In the last article in the series on influential Egyptian women, Ahram Online sheds light on the life of Nabaweya Moussa, known as the First Educator
16 March marks Egyptian Women’s Day for a good reason. On this day in 1919, 300 Egyptian women led by Huda Shaarawi marched against British occupation. One woman, Hamida Khalil, was killed, making her the first female martyr that day. On that same day four years later, Shaarawi led the march to form Egypt’s first feminist movement. The march progressed from then on.
This year, Ahram Online celebrates Egyptian Women’s Day in collaboration with the AUC Rare Books and Special Collection Library, by sharing the stories of inspiring Egyptian women who led the march for women’s rights in the country. Every Thursday, the biography of an inspiring Egyptian woman will be shared. After exploring the life of Huda Shaarawi (1879-1947), the woman behind the march, and Doria Shafik (1908-1975) the “Daughter of The Nile,” the life and struggle of Aziza Hussein (1919-2015) the “People’s Ambassador,” we end the series with a salute to Nabaweya Moussa (1886 -1951), the First Educator.
Nabaweya Moussa (1886 -1951)
Nabaweya Moussa made several groundbreaking achievements. She was the first Egyptian woman to attain her bachelor’s degree, become a tutor, become a woman principal, establish her own private schools, and acquire the Nile Badge. Her resilience and rebellion against traditions that constrained women in Egyptian society made her a prominent figure.
Poor handwriting, valuable content
In her memoirs titled My History Written by Myself, published in 1999 by the Women and Memory Forum, Moussa described her upbringing in a society that did not welcome education for women.
Her mother’s comment, “Teach them how to spin and weave but not calligraphy,” was her initial response when Nabaweya asked to learn how to read and write like her brother. Her wit and persistence at a very early age led her to grab her right to education by her own hands. Initially, she read from her older brother’s school books and learned all of the poems he recited at school. Her brother’s private Arabic tutor helped her to read Arabic.
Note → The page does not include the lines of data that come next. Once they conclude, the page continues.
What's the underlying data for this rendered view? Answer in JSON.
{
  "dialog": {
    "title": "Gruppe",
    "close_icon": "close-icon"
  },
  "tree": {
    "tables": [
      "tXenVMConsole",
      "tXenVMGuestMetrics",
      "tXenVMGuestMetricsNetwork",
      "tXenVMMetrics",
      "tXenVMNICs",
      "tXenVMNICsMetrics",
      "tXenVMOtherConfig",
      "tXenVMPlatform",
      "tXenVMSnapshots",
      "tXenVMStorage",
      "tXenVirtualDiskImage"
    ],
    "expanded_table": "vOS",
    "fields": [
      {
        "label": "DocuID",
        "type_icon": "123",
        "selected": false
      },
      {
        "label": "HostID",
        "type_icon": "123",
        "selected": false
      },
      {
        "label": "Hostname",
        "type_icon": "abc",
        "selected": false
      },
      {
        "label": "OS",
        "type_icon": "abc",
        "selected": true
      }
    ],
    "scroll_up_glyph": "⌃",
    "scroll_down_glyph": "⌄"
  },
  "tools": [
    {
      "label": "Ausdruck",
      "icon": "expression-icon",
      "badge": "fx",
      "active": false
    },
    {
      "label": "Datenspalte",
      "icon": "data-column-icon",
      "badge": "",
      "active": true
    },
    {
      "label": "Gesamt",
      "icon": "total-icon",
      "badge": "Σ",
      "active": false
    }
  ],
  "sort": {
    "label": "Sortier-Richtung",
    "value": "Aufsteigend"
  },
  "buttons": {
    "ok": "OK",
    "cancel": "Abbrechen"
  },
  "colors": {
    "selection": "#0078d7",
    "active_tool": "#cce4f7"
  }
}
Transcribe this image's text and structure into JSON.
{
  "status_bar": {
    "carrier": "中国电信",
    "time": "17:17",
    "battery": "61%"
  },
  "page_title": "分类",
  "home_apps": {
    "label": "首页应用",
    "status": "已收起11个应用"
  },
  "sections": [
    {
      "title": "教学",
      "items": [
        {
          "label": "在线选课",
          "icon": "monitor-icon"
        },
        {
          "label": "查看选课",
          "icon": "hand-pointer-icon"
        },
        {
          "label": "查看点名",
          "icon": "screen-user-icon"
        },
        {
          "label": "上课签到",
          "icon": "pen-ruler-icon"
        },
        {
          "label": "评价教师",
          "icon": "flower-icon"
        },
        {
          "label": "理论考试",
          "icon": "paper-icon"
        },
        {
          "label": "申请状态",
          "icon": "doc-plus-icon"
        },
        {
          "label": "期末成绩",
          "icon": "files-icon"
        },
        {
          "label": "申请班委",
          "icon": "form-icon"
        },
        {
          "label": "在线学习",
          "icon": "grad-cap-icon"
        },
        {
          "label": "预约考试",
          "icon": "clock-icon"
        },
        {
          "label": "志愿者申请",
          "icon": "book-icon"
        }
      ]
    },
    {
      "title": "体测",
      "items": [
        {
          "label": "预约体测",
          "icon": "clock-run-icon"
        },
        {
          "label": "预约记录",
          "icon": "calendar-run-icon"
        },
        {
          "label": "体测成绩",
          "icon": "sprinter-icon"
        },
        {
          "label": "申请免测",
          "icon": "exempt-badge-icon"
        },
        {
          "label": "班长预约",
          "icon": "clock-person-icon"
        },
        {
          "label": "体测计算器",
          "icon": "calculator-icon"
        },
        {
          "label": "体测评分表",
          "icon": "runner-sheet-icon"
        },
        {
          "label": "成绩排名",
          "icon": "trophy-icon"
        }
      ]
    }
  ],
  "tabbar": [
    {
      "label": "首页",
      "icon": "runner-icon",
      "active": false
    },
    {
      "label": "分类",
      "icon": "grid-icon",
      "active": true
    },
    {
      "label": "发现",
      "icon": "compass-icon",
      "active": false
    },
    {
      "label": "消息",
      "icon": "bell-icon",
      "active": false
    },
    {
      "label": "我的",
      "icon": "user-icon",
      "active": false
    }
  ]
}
When she was 13, she applied for her Ibtedaía (Sixth Primary) degree at Al-Saneya Girls’ School for Tutors. At that time, it was the highest form of education any Egyptian girl could attain. She stole the khytm (seal) of her mother to sign the papers of her registration behind her back, for her mother could not read or write. She even sold some of her own jewellery to pay for the fees.
The bold 13-year-old girl passed her exams along with two other girls in 1903. Her teachers were very impressed by the self-educated girl who was never taught how to use a pen properly, yet her writing style was excellent.
The first Egyptian woman principal
Soon, she was assigned the job of a teacher at Abbas Helmy School for a salary of EGP 6, while her male counterparts were given double her salary. When she questioned the discrimination, she was told that the men attained the bachelor’s degree while no Egyptian women did. And so she applied and managed to become the first Egyptian woman to attain her bachelor’s degree in 1907.
Known for her strictness and knowledge, she became the first Egyptian woman principal and then the head of inspectors at the Ministry of Education. She founded several schools for girls under her name in 1920, making her a pioneer in the field of Egyptian private schools for girls and eligible for the Nile Badge that was granted to her by king Fouad after visiting her schools and seeing her great impact on national education.
The feminist and patriotic writer
Moussa’s life was not solely focused on education. She was a creative writer whose essays were published under a false name “A Free Consciousness in a Sensitive Body” because, back in the day, it was prohibited to write in published papers while being a government employee. Her essays were often regarded as a subtle condemnation of the British occupation in Egypt, and they were so eloquent that they grabbed the attention of Egyptian political leader Saad Zaghloul at the time.
She founded her own women’s magazine, Al-Fatah, and became one of the key figures of the Egyptian feminist movement and one of two women who accompanied Huda Shaarawi to attend the first International Women Federation Conference in Rome in 1923.
As a feminist, Moussa adopted her own interpretation when it came to hijab and sofor. During this era, the word hijab did not mean head cover; it meant face cover, and sofor meant taking the face cover off. In her memoirs, she remembers a debate with a male counterpart who argued that women should cover their faces because their faces were seductive. She argued back, saying that there was no religious prohibition of showing a woman’s face, that Egyptian peasants do not cover their faces, and that the white transparent cloth barely covers the face. “Besides, since you men claim to be wiser and have better minds than women, then how come you are seduced by seeing their faces,” she wrote in her memoirs.